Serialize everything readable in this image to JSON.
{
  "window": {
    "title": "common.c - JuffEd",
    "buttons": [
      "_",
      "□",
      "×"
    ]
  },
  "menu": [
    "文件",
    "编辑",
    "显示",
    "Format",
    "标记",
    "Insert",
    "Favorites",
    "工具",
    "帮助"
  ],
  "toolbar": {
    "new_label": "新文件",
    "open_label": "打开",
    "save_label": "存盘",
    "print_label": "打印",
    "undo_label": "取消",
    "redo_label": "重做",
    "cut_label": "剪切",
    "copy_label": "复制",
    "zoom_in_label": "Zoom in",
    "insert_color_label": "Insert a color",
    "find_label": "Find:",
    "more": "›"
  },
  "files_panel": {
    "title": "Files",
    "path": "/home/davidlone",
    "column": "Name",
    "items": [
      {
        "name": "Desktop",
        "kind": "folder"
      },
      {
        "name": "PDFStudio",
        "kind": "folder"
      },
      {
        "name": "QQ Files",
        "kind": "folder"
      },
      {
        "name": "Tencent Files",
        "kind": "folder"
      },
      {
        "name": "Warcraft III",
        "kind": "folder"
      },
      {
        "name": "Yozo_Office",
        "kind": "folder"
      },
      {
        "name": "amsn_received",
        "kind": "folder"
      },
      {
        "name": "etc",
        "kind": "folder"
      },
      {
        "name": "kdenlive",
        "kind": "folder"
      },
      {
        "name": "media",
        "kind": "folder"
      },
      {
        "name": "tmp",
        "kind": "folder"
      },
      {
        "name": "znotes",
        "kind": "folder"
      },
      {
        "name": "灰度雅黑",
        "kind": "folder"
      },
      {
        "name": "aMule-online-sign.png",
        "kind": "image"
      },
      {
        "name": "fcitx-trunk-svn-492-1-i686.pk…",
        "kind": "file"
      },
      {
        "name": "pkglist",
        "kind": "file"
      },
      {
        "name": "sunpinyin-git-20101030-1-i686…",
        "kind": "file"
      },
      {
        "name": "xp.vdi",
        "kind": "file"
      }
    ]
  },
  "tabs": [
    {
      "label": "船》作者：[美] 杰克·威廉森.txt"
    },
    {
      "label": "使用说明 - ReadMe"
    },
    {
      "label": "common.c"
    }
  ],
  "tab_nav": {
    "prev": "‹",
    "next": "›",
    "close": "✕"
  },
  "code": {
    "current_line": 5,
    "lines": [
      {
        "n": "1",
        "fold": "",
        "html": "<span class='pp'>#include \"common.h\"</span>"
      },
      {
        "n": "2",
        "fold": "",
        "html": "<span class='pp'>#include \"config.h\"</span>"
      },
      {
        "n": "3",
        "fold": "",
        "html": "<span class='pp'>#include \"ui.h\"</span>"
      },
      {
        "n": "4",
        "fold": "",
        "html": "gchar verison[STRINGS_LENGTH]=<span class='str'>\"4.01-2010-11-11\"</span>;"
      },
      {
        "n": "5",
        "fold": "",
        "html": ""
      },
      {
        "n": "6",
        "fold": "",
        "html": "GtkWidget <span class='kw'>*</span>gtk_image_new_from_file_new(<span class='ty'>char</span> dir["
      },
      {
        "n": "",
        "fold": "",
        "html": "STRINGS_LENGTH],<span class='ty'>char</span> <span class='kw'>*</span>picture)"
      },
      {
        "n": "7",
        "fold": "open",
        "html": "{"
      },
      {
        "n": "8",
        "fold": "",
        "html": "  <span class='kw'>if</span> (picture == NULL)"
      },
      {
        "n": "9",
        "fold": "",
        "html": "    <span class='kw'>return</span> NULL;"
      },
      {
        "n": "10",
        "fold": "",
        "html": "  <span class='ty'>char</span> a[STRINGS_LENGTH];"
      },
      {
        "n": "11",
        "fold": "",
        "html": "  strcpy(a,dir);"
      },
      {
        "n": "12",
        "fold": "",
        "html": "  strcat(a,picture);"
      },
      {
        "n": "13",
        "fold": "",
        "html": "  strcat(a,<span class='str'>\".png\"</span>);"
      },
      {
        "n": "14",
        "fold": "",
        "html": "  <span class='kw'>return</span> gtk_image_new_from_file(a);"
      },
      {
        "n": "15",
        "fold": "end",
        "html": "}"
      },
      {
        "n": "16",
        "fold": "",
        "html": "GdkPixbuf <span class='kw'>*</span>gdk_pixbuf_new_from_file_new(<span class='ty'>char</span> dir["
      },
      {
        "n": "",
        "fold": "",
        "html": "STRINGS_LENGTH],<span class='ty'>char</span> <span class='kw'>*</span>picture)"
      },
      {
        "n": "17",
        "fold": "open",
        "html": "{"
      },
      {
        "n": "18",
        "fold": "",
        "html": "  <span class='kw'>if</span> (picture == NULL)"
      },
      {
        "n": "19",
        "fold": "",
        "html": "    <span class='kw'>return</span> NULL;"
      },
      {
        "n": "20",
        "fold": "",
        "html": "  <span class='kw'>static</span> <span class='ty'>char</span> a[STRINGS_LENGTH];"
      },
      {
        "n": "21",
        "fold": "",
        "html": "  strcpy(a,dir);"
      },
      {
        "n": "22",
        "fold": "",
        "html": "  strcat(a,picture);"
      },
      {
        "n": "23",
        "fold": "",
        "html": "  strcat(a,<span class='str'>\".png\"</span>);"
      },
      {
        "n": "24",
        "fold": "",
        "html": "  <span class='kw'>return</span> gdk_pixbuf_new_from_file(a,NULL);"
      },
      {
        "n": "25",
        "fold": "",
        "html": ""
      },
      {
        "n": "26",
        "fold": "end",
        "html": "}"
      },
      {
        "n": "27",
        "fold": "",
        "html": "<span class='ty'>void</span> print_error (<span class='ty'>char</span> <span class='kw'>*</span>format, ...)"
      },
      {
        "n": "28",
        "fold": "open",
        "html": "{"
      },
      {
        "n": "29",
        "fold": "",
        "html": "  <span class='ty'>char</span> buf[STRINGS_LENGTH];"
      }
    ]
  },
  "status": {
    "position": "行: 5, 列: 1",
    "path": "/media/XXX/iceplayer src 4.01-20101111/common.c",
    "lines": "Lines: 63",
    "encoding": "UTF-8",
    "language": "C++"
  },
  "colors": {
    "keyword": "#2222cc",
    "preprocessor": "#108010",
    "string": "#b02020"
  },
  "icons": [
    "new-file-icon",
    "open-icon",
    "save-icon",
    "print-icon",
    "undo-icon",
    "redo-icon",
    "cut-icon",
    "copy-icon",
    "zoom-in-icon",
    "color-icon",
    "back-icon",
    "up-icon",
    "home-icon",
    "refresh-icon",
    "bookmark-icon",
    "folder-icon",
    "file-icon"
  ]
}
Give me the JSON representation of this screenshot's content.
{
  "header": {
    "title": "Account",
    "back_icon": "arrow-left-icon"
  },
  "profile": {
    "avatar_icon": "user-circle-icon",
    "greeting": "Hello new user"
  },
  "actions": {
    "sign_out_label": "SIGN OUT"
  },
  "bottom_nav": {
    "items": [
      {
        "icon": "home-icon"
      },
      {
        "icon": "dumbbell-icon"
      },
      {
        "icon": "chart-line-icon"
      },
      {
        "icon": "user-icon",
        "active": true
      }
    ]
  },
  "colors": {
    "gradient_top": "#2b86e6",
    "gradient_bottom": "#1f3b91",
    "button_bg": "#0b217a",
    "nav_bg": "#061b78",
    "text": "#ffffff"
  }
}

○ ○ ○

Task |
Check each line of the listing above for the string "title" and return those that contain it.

Task output |
    "title": "common.c - JuffEd",
    "title": "Files",
    "title": "Account",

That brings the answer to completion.